Electronic Theses and Dissertations





Date of Award


Document Type


Degree Name

Doctor of Philosophy




Organic Chemistry

Committee Chair

Abby L. Parrill

Committee Member

Daniel L. Baker

Committee Member

Theodore J. Burkey

Committee Member

Richard L. Petersen


The large-conductance, voltage- and calcium-activated potassium channel (BKCa channel) is an important transmembrane ion channel involved in many physiological and pathophysiological processes. However, little is known about its atomic-level three-dimensional structure. The functional channel requires four alpha subunits assembled as a potassium pore and is typically associated with four beta subunits that regulate function in various ways depending on the isoform of the beta subunit is interacting with the channel. Currently, the only major high-resolution atomic structure available is of the cytosolic tail domain of the alpha subunit. In the absence of structural information, electrophysiology has allowed for extensive characterization of the channel’s role in physiological processes and advanced understanding of BKCa channel pharmacology including inhibition of BKCa by physiologically relevant concentrations of cholesterol and stimulation of BKCa by the related sterol, lithocholic acid. However, many questions still remain including how does cholesterol exert effects on the alpha subunit, what are the structures of the different beta subunits, and can therapeutic lead compounds be developed to selectively target BKCa beta subunits in a tissue specific manner. The difficulty of obtaining transmembrane protein structures has made characterization a major challenge.Herein, work is described where 1) the BKCa beta 1 subunit was successfully expressed and purified from E. coli for the first time with a yield of approximately 32mg/L of bacterial growth and several assays were attempted to demonstrate protein functionality. However, functional assessment of purified protein has remained elusive due to the hydrophobic nature of known ligands. Additional effort is needed to establish ligand recognition using solution nuclear magnetic resonance spectroscopy. 2) Multiple generations of pharmacophore models have been developed to aid in virtual screening efforts to find therapeutic lead compounds targeting BKCa through the beta 1 subunit. Sixteen compounds have been selected from virtual screening of the PubChem database that can be tested in vitro for model validation. 3) Molecular dynamics simulations were utilized to study the underlying mechanism of the interaction between cholesterol and the BKCa alpha subunit cytosolic tail domain showing differential behavior of cholesterol in mutant and wild type simulations that agree with experimental data

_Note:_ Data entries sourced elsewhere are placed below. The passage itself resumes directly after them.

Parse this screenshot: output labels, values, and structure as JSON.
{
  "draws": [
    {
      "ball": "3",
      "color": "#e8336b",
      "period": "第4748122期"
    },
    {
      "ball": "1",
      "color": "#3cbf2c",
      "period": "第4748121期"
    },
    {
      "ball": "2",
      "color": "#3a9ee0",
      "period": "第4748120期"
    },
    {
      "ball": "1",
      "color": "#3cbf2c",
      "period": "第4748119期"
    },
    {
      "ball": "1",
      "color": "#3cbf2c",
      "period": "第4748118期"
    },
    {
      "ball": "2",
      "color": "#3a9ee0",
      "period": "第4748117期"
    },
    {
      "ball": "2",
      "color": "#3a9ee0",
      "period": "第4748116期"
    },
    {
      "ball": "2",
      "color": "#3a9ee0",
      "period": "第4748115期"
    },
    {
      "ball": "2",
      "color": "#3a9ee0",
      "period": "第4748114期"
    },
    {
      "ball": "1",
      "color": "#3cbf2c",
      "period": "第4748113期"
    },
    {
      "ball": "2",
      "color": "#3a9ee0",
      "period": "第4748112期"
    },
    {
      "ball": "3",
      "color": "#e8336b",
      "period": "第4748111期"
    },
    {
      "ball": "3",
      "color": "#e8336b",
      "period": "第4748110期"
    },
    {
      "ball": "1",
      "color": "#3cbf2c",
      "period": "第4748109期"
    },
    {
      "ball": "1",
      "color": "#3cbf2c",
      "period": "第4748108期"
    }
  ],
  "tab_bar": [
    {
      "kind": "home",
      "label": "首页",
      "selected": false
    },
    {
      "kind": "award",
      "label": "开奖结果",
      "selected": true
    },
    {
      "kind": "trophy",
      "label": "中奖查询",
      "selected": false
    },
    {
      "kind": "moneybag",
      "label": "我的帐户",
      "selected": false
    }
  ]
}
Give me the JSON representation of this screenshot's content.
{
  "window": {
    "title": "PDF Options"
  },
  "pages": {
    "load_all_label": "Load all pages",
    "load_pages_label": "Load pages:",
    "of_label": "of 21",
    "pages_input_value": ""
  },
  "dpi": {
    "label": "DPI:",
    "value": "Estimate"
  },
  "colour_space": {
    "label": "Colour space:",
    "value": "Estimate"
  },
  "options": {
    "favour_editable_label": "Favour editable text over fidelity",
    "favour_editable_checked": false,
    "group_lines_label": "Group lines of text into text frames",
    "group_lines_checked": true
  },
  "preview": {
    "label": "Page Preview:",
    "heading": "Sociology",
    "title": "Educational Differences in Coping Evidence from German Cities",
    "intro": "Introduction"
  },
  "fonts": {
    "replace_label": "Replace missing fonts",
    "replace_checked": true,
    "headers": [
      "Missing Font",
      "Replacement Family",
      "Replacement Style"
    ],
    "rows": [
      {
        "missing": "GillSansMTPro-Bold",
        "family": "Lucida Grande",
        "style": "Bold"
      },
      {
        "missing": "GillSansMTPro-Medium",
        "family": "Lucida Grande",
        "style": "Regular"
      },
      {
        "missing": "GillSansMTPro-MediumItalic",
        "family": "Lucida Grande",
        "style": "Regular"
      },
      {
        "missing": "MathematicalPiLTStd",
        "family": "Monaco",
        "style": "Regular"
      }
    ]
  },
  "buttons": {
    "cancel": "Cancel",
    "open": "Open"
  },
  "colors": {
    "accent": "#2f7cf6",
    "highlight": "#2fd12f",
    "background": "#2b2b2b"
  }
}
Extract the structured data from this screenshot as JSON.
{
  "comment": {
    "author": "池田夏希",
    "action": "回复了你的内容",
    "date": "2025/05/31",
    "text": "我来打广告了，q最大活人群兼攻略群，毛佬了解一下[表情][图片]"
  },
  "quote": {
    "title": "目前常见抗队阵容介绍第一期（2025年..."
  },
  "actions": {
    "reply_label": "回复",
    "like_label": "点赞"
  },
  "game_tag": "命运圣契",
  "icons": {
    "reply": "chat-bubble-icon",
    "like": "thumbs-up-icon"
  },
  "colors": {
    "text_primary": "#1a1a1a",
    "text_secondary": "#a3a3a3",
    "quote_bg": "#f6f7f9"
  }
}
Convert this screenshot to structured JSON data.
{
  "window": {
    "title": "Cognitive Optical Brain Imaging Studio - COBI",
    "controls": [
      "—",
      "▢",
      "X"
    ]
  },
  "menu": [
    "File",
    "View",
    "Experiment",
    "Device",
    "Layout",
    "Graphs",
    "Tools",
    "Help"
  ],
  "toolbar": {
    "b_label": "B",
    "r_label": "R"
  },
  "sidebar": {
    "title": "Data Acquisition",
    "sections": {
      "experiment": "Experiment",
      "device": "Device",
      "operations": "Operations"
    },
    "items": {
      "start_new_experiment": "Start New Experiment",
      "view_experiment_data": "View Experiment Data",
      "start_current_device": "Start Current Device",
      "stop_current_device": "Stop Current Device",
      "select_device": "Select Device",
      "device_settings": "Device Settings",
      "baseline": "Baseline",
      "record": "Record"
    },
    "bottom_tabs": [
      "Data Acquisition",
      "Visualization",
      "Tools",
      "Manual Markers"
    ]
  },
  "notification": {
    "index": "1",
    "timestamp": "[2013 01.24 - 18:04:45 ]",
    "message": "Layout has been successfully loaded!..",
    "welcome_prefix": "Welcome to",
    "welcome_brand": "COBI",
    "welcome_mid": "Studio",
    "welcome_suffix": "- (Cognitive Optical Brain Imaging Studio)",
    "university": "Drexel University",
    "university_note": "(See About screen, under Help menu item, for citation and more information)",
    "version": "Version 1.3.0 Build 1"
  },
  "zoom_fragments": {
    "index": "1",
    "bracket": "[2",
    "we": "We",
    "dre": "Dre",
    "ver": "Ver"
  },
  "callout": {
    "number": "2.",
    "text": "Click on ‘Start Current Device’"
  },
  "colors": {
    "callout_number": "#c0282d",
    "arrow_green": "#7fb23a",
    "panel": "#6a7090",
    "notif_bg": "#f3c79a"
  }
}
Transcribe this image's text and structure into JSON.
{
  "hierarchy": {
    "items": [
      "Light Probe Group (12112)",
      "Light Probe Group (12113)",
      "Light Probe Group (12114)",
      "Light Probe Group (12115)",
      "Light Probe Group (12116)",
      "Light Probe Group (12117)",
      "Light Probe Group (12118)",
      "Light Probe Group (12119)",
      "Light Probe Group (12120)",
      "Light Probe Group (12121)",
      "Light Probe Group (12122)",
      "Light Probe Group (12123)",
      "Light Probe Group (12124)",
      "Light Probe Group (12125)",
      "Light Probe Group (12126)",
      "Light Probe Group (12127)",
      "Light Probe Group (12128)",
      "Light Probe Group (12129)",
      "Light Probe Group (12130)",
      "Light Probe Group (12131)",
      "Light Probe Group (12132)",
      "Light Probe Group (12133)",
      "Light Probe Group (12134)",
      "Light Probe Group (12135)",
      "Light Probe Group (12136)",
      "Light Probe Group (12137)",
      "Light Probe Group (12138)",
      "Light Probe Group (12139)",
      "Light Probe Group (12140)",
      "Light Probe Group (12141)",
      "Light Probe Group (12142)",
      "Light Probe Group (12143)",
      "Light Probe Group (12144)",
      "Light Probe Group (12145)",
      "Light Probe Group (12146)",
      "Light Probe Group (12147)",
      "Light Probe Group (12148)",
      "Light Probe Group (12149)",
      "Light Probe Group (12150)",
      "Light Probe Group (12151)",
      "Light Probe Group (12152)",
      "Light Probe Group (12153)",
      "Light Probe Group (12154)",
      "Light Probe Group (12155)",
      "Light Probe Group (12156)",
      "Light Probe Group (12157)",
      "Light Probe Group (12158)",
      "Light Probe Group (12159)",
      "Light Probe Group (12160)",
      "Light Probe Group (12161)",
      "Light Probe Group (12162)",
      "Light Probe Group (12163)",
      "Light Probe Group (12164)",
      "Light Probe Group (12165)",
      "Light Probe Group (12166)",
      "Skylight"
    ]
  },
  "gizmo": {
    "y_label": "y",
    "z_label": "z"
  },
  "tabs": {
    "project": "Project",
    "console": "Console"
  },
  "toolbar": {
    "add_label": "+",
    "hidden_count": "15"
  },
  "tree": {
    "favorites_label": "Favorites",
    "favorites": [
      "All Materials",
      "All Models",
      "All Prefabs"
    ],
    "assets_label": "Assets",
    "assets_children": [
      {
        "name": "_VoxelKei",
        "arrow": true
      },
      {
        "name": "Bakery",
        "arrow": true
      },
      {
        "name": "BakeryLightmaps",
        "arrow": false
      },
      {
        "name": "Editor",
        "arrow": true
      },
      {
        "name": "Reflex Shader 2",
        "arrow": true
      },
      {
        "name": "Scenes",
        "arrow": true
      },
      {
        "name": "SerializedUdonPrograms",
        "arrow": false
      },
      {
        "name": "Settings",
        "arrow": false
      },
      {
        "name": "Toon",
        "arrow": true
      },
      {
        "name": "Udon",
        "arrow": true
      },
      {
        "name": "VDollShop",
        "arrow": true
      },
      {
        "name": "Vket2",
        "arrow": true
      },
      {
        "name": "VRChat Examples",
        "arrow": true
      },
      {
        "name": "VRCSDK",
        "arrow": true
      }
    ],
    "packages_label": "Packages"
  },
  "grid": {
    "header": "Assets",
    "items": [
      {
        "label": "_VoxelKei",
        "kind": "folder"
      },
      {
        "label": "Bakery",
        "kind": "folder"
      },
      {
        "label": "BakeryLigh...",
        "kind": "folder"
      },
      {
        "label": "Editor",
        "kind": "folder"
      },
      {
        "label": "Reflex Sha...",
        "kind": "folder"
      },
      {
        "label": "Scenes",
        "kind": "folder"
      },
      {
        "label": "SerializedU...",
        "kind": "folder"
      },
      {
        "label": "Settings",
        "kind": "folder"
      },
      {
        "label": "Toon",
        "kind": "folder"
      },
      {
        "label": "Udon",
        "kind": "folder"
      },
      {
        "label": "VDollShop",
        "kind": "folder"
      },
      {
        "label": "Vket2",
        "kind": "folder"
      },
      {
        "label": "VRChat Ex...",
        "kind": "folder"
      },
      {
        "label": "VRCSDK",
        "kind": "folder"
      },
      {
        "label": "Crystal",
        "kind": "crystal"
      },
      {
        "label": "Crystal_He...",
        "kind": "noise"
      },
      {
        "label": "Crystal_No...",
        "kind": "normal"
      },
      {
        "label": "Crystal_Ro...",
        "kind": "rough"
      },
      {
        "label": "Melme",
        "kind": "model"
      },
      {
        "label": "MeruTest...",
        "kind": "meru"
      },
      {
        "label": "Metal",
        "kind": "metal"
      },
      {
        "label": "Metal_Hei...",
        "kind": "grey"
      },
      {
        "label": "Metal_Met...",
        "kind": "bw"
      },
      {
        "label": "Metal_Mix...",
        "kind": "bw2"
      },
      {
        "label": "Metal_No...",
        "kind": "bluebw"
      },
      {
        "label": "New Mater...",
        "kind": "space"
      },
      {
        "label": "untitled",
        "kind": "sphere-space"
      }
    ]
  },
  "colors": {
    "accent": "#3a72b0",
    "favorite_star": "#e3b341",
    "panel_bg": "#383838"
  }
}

Data is provided by the student.

Library Comment

dissertation or thesis originally submitted to the local University of Memphis Electronic Theses & dissertation (ETD) Repository.